Sometimes the good guys in Congress win and get one for the underdog.

Alongside the tax extenders legislation, was another bill passed by Congress and expected to be signed by the President this week. The Achieving a Better Life Experience Act of 2014, establishes “ABLE” accounts for disabled persons.

These are accounts for disabled persons to allow them to have funds to help with their disability related expenses in a tax advantaged manner and without affecting their eligibility for SSI or Medicaid.  They function much like Special Needs Trusts (SNT) or Pooled Income Trusts which are currently being used.

Generally, you can’t have any assets if you are on SSI or Medicaid.  The ABLE account provides additional funds to help with the extra significant costs of disability.  So individuals and families will be able to establish ABLE accounts that will not affect their eligibility for Medicaid, SSI or other public benefits.

These accounts function like a Sec. 529 Qualified College Tuition Plan.  In essence, you put after tax money into it and the earnings are never taxed as long as they are used for expenses helping a person with a disability.

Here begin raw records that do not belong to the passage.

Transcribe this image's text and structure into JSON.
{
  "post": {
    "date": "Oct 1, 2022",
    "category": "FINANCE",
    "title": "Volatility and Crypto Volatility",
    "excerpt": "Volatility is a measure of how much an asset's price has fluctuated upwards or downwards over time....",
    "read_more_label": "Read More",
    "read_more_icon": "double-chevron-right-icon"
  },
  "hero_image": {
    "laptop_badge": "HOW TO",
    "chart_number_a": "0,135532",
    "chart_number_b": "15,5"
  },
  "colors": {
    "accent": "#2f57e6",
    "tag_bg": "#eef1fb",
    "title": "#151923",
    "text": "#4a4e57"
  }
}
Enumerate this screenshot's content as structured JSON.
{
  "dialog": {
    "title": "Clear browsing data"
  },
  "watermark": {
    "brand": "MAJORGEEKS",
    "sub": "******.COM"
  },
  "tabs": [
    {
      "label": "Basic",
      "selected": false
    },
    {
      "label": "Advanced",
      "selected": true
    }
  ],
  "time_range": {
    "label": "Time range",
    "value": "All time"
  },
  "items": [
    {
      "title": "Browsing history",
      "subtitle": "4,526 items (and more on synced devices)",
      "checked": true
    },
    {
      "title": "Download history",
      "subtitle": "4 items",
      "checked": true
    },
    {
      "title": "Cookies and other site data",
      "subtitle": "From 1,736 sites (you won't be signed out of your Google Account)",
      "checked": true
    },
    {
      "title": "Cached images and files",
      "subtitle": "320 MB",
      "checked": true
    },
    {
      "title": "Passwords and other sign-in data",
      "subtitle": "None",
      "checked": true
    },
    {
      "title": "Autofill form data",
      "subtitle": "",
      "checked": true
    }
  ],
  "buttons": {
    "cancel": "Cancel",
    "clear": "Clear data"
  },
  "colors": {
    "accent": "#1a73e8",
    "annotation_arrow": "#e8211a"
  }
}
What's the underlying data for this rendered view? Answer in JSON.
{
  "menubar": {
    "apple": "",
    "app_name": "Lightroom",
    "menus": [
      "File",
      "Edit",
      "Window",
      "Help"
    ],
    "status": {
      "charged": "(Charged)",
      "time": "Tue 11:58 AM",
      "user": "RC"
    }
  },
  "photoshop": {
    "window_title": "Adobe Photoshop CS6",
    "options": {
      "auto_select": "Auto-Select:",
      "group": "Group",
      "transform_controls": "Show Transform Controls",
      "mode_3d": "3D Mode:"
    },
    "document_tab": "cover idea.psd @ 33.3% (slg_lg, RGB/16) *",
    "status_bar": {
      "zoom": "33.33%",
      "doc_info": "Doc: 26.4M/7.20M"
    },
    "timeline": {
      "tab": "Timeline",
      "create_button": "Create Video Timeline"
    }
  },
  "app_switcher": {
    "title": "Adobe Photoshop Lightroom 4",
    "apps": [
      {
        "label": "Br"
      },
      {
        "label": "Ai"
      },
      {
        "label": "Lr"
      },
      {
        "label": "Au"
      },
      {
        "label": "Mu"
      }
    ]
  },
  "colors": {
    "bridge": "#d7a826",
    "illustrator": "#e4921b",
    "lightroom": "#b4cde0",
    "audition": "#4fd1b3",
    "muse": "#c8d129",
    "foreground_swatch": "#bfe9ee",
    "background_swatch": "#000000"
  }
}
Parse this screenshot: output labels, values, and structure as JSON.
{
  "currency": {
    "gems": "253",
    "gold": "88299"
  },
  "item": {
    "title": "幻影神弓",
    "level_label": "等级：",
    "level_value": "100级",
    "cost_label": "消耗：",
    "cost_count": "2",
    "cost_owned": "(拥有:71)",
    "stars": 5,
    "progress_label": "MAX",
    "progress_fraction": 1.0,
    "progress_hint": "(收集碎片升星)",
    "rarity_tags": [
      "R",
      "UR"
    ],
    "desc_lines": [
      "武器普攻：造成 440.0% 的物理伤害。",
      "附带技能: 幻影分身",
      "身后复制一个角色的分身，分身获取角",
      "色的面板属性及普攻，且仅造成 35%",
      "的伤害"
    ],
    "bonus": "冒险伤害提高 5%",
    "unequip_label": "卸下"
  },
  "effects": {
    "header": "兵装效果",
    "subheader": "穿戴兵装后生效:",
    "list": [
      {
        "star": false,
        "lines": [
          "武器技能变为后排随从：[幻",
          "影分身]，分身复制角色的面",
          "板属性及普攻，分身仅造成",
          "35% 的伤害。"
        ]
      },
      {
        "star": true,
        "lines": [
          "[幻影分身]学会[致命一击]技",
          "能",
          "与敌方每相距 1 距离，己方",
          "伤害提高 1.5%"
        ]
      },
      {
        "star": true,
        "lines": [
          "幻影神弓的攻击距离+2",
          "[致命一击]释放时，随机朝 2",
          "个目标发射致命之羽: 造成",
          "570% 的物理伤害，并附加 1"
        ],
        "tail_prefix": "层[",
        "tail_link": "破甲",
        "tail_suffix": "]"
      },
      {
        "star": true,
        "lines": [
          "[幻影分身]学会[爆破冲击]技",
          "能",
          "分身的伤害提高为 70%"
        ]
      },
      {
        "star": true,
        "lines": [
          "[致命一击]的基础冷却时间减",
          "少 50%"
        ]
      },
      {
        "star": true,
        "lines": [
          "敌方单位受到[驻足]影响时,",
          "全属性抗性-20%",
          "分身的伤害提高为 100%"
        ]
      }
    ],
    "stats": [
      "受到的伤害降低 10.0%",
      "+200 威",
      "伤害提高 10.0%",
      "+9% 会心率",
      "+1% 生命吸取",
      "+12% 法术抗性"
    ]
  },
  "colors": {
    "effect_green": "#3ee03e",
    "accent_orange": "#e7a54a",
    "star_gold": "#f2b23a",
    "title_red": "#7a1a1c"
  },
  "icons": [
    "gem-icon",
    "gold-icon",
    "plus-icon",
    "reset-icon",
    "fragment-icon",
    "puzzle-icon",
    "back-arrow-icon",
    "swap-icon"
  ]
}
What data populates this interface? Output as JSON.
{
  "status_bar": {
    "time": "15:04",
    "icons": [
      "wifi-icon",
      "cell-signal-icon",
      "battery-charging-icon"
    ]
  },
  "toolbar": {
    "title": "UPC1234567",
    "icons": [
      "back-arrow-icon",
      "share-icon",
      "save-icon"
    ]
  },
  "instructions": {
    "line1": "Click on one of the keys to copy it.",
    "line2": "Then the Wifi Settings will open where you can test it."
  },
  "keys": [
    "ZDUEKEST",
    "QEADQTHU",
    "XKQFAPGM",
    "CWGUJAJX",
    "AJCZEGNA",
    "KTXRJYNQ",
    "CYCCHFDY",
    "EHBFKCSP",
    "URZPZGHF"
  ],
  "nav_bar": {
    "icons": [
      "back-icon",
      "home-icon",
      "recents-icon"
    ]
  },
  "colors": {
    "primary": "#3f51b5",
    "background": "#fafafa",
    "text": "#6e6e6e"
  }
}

In order to qualify for an account, the individual must be entitled to benefits based on blindness or disability under the Social Security disability insurance program or provide a disability certification to the IRS for the tax year in question.  The disability must have occurred earlier than age 26. ABLE accounts will not reduce SSI, Medicaid, or other public benefits.

Only Cash can be contributed to an ABLE account. Contributions are not deductible for income tax purposes.  However, the income is tax-free when used for qualified disability expenditures. The annual limit on contributions by anyone for one person is the amount of the annual gift tax exclusion which is $14,000 for 2015.  Only one account per disabled person is permitted.  There are some limitations on SSI if the account gets over $100K.

When funds are distributed from the ABLE account for qualified disability expenses, the money is not subject to taxation. Qualified disability expenses include:

• Education

• Housing

• Transportation

• Employment training and support

• Assistive technology and personal support services

• Health, prevention and wellness

• Financial management and administrative services

• Legal fees

• Expenses for oversight and monitoring

• Funeral and burial expenses, and

• Other expenses approved by the IRS.

If distributions exceed the qualified disability expenses, the excess will be taxable and incur a 10% penalty. When the disabled person dies, any remainder would go the deceased’s estate or to a beneficiary, subject to income tax on the investment earnings but no penalty.

People are already using a Special Needs Trust (SNT) or Pooled Income Trust to provide additional funds to help with the extra costs of disability similar to an ABLE account.  The ABLE account has two advantages.  It is tax favored and it is less expensive to set up.  Determining which option is the most appropriate will depend upon individual circumstances. For many families, the ABLE account will be a significant and viable option in addition to, rather than instead of, a Trust program.